Despite this challenge, Virginia, ranked No. 19 on Golfweek.com, still expects to contend for a third-consecutive ACC championship.
“We are fortunate to have a young, talented team,” coach Kim Lewellen said. “By our spring championship season we will be ready to compete.”
The Cavaliers will be led by senior Lauren Diaz-Yi, who finished last season ranked top-20 in the ACC for scoring average despite being slowed by a wrist injury in the fall. Diaz-Yi played especially well at the end of last spring, individually placing fourth overall at the ACC championships.
“It is truly an honor to be a part of a team that not only works hard but strives to go out and win,” Diaz-Yi said. “We have great coaches [who] create an environment that makes playing for such a team quite enjoyable. As far as team goals, I would love for us to keep defending our titles at ACCs and the Bryan Invitational, as well as strive for top three in every tournament.”
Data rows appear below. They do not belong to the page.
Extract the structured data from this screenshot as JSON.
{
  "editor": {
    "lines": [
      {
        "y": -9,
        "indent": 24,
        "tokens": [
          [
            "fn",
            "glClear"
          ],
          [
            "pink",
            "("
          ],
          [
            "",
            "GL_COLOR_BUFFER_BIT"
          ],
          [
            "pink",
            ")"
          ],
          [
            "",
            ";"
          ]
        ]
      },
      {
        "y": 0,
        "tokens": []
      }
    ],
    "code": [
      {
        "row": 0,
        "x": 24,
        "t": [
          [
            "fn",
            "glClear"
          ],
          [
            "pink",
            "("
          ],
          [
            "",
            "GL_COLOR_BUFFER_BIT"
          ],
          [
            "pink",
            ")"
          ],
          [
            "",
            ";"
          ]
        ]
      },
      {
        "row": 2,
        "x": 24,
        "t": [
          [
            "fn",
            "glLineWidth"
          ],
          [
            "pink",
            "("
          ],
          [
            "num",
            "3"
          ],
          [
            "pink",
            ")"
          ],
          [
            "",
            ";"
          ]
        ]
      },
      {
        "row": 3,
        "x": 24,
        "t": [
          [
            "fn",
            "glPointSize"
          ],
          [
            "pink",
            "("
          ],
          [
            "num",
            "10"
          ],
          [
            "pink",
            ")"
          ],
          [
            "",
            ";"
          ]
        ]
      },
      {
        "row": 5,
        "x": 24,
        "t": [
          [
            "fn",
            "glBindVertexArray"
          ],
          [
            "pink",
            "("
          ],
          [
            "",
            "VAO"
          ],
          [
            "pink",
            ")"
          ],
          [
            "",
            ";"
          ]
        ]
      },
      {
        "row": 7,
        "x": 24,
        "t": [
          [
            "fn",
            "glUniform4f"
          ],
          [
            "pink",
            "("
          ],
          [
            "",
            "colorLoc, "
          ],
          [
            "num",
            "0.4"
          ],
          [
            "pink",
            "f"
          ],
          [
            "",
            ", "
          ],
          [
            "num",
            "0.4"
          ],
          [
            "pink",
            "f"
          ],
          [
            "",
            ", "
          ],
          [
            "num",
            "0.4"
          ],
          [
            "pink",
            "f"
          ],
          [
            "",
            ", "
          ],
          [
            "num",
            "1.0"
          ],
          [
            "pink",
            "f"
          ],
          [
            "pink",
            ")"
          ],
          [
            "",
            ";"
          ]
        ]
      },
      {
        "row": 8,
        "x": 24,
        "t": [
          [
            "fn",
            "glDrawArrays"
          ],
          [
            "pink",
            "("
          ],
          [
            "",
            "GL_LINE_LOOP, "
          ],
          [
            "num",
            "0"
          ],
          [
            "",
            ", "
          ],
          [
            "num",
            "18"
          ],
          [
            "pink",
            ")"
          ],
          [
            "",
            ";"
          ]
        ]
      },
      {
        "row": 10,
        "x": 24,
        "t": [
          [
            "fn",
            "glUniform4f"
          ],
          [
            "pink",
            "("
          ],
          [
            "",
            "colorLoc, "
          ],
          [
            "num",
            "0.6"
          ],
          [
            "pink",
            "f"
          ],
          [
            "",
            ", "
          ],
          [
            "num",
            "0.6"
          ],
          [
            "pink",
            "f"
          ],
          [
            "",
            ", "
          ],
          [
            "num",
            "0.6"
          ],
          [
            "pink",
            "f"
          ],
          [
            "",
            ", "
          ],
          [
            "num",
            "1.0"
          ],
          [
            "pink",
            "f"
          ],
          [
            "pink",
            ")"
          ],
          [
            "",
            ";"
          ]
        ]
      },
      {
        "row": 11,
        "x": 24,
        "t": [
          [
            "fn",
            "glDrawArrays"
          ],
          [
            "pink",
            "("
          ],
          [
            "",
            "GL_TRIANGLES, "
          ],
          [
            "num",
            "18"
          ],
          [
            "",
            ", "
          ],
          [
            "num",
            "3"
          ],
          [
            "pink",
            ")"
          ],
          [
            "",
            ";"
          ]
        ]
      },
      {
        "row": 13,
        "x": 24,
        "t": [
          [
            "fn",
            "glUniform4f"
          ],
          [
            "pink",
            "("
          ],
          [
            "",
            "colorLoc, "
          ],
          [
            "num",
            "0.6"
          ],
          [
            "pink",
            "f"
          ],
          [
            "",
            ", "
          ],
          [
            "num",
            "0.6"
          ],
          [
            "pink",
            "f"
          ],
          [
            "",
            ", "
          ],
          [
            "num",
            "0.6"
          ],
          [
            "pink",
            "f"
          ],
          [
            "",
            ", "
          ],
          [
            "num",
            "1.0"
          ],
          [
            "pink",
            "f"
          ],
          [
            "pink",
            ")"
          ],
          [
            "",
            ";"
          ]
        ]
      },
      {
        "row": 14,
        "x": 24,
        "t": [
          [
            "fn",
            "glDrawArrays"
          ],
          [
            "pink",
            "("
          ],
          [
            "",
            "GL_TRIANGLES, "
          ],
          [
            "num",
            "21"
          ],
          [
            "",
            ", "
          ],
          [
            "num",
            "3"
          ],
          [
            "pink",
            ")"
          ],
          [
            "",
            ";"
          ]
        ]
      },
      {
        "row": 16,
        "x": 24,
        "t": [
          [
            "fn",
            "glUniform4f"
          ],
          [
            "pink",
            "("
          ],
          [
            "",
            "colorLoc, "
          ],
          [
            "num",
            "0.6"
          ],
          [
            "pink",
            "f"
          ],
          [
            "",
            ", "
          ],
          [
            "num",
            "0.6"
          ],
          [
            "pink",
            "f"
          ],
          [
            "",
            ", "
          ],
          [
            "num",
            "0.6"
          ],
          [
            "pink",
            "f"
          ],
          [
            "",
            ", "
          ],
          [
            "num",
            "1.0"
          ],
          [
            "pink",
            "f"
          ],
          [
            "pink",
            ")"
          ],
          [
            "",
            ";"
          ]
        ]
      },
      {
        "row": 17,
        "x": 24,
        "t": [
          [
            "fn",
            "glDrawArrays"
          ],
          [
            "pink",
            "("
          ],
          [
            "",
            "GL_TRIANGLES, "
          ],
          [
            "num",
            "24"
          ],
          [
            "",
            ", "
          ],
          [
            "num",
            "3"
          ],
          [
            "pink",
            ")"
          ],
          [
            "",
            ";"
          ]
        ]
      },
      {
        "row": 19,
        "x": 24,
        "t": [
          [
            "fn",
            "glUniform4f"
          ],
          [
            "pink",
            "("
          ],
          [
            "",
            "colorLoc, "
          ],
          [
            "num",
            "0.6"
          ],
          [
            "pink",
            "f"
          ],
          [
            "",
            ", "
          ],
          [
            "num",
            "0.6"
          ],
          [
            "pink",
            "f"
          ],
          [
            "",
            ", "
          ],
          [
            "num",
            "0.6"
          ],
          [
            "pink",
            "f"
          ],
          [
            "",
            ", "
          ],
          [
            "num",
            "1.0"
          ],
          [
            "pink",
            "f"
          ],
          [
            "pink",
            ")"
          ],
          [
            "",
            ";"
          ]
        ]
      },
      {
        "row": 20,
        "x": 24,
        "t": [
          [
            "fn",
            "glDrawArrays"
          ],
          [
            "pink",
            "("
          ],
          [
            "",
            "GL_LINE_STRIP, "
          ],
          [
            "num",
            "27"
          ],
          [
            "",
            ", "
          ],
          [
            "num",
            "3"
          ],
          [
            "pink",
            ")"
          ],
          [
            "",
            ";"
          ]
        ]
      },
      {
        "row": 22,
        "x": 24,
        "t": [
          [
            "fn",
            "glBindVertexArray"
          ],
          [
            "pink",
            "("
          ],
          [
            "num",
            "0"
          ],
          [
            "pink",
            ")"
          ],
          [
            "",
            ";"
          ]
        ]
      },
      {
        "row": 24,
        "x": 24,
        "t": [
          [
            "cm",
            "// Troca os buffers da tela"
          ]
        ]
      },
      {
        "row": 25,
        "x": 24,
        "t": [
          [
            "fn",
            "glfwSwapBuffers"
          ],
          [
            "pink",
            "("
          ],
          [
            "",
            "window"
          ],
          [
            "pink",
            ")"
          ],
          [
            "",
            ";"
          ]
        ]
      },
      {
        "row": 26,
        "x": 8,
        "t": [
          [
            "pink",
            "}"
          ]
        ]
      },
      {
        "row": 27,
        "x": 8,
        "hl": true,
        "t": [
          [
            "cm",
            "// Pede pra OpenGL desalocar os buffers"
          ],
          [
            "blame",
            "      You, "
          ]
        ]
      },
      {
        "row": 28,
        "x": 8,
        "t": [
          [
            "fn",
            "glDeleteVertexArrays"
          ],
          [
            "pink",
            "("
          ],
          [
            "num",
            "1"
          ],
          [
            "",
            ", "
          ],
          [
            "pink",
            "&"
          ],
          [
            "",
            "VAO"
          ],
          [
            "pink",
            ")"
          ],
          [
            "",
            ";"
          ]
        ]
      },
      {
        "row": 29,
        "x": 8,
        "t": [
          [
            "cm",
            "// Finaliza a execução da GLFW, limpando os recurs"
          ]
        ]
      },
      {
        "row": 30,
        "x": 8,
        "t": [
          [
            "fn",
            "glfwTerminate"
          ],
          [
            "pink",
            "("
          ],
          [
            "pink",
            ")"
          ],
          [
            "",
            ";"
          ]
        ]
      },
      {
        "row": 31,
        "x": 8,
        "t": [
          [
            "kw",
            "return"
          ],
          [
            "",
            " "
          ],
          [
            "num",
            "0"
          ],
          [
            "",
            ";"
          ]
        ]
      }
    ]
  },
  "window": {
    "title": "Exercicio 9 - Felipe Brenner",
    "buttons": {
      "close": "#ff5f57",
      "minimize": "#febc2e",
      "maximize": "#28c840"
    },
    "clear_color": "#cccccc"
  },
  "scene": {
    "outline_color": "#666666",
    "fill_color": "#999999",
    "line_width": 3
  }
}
Virginia will additionally look to less experienced but highly skilled players to have big roles on this year’s team. The sophomore trio of Anna Redding, Morgan Gonzales and Katherine Patrick returns after making significant contributions as freshmen last season. Freshman newcomer Julia Ford, ranked as the No. 52 player in the nation for the class of 2016, will be an immediate contributor for the Cavaliers.
“Playing one first year and three second years is great for the future of the program,” Lewellen said.
Redding and Gonzales look especially primed to have strong years after achieving success over the summer. Both qualified for the US Women’s Amateur Competition, one of the most prestigious women’s amateur golf tournaments in the country. Redding was able to advance to the match play stage of the tournament, while Gonzales missed the cut for match play by one stroke.
“Being able to compete against the best amateur golfers gives us the opportunity to learn from how we perform against these individuals and find what we need to work on to better all aspects of our game,” Diaz-Yi said.
Lewellen also noted that these two players were key team members in last season’s ACC championships and NCAA Tournament, preparing them for increased roles on this year’s team.
“Anna and Morgan won a team conference championship last year and finished in the elite eight at NCAA’s,” Lewellen said. “So, they have the experience of championship college golf under their belt.”
The Cavaliers will begin their season this Friday in the three-day Mason Rudolph Championship tournament in Nashville, Tenn. Virginia fared well in this tournament last season, finishing in fourth place out of 17.
The Cavaliers will look to play sharply as they prepare to compete the following weekend in the Annika Intercollegiate, which is one of the country’s toughest fall tournaments. Each of the nation’s top five teams, including defending NCAA national champion UCLA, will compete at the Annika Intercollegiate.
“[Mason Rudolph Championship] is a great tournament,” Lewellen said. “But the real test will be the following week at the Annika [Intercollegiate]. That is an invitation for teams that finished well at the NCAA Tournament last year. We would like to play well this week, but more importantly use it as a gauge on what to work on to prepare for the Annika.”